Problem to solve = Filter the lines below, copying only those with the string "arrow".

------ Entries shown

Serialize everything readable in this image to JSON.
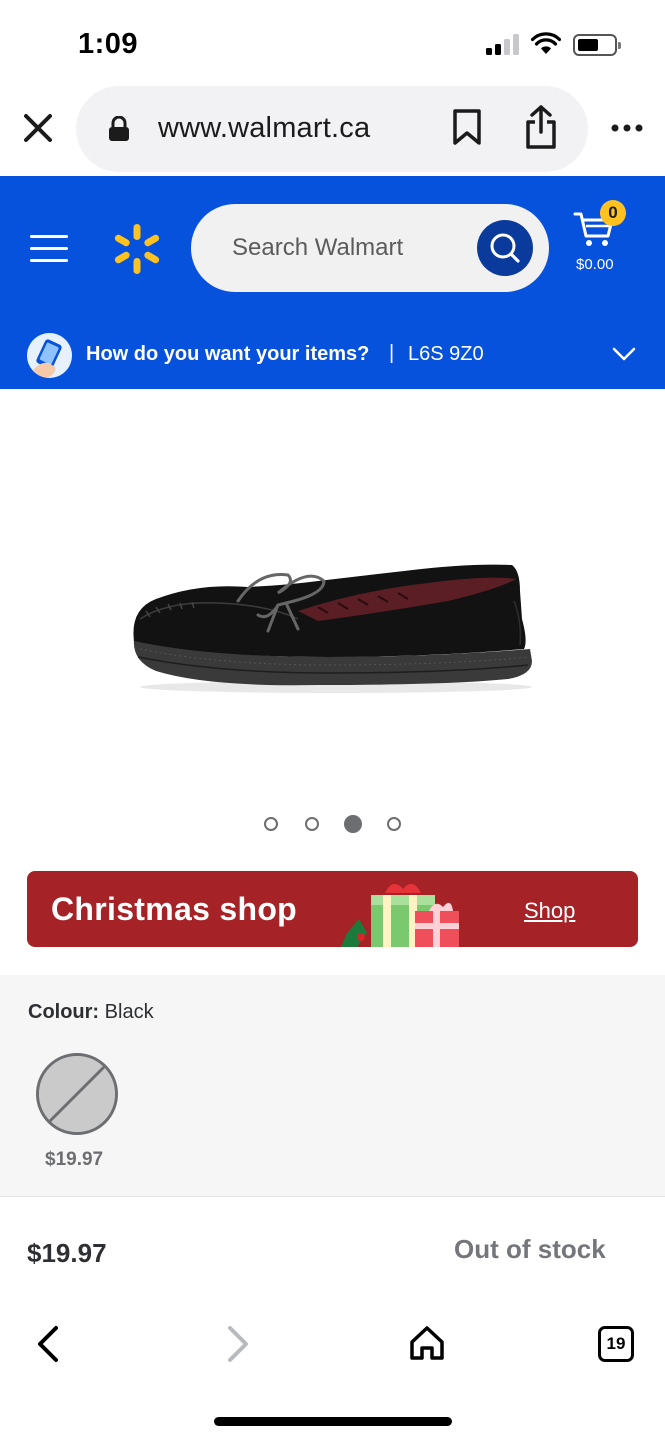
{
  "status_bar": {
    "time": "1:09",
    "signal_icon": "cellular-signal-icon",
    "wifi_icon": "wifi-icon",
    "battery_icon": "battery-icon"
  },
  "browser": {
    "url": "www.walmart.ca",
    "close_icon": "close-icon",
    "lock_icon": "lock-icon",
    "bookmark_icon": "bookmark-icon",
    "share_icon": "share-icon",
    "more_icon": "more-icon"
  },
  "header": {
    "search_placeholder": "Search Walmart",
    "cart_count": "0",
    "cart_total": "$0.00",
    "brand_color": "#0652dd",
    "spark_color": "#ffc220"
  },
  "delivery": {
    "question": "How do you want your items?",
    "separator": "|",
    "postal_code": "L6S 9Z0"
  },
  "product": {
    "image_icon": "moccasin-slipper-image",
    "carousel": {
      "total": 4,
      "active_index": 2
    }
  },
  "promo_banner": {
    "title": "Christmas shop",
    "link_label": "Shop",
    "color": "#a52226"
  },
  "variant": {
    "label": "Colour:",
    "value": "Black",
    "swatch_price": "$19.97"
  },
  "buy_bar": {
    "price": "$19.97",
    "status": "Out of stock"
  },
  "bottom_nav": {
    "back_icon": "back-arrow-icon",
    "forward_icon": "forward-arrow-icon",
    "home_icon": "home-icon",
    "tab_count": "19"
  }
}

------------

Solution =
    "back_icon": "back-arrow-icon",
    "forward_icon": "forward-arrow-icon",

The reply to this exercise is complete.